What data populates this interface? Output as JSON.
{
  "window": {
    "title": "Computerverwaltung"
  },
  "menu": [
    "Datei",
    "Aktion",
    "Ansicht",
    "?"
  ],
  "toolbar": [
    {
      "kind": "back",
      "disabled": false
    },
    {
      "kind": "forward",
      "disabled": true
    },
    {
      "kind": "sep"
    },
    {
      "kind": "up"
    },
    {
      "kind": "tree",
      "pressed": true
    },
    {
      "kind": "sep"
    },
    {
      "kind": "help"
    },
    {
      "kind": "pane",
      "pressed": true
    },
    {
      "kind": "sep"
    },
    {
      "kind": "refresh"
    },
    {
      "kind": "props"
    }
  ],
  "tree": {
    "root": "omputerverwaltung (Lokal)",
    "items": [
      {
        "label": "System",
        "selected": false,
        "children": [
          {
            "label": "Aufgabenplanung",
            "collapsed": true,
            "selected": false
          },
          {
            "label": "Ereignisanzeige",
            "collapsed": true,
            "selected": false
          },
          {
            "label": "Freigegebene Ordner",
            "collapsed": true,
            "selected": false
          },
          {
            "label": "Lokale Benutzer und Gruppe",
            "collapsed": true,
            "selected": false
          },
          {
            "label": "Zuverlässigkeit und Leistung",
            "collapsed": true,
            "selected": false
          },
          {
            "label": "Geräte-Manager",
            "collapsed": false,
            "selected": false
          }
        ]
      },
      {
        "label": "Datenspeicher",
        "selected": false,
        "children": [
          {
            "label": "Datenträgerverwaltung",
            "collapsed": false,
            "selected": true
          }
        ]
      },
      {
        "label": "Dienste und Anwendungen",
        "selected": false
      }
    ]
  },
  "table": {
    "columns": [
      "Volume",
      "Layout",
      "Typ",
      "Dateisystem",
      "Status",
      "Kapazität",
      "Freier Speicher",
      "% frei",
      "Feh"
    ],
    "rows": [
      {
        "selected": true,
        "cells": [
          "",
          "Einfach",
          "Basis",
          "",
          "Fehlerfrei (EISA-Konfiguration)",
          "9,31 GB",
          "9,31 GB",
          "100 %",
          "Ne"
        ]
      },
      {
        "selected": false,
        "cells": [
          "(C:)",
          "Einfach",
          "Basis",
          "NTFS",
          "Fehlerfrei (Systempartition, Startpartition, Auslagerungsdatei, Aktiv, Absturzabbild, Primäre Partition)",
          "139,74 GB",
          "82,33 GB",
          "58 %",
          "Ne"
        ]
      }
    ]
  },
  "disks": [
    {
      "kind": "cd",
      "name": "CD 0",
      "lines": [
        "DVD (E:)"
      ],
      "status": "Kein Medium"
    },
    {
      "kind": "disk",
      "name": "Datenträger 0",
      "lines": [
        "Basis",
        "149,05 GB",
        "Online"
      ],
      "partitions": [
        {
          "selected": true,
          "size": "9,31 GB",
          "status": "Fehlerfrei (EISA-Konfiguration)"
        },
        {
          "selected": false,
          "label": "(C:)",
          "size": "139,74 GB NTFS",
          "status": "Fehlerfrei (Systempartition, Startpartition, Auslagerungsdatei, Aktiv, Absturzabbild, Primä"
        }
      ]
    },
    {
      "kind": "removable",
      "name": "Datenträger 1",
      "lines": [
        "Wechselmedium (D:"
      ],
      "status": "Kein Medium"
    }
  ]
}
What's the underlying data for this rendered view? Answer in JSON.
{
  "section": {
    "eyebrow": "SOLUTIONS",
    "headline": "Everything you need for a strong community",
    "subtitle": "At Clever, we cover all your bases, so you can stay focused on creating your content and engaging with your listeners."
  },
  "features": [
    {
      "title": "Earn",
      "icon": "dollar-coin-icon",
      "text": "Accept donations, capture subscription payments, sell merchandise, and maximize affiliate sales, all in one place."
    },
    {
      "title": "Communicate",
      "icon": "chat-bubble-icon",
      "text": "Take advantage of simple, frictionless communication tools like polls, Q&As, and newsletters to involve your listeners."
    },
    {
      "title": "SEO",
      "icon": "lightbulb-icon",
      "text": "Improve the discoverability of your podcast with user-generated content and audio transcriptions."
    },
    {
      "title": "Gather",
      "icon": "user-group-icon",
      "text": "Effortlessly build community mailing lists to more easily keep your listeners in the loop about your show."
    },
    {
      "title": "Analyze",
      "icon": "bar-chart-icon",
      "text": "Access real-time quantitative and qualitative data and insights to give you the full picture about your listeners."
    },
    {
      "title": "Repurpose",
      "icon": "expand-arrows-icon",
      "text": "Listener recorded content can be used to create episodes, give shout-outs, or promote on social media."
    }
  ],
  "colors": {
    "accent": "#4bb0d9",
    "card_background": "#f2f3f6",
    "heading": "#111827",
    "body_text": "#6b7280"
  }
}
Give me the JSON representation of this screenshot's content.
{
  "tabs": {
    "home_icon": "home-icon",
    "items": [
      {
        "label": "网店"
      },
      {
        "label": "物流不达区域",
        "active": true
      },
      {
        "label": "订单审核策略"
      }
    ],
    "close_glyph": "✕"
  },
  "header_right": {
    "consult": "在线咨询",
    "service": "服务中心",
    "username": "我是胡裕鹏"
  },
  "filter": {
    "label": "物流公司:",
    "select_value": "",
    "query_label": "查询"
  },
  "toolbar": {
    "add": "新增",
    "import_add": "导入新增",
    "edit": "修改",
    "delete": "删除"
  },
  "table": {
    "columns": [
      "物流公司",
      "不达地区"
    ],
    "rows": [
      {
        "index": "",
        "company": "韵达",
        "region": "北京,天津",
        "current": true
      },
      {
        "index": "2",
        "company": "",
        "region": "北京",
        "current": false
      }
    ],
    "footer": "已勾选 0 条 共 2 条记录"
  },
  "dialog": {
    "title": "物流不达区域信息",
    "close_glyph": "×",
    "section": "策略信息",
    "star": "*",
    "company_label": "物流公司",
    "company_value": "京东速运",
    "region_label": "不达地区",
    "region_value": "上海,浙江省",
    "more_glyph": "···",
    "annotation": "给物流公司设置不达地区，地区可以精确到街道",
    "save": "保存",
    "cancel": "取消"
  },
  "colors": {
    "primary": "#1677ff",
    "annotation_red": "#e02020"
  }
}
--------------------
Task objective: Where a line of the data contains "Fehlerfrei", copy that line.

Your response:
          "Fehlerfrei (EISA-Konfiguration)",
          "Fehlerfrei (Systempartition, Startpartition, Auslagerungsdatei, Aktiv, Absturzabbild, Primäre Partition)",
          "status": "Fehlerfrei (EISA-Konfiguration)"
          "status": "Fehlerfrei (Systempartition, Startpartition, Auslagerungsdatei, Aktiv, Absturzabbild, Primä"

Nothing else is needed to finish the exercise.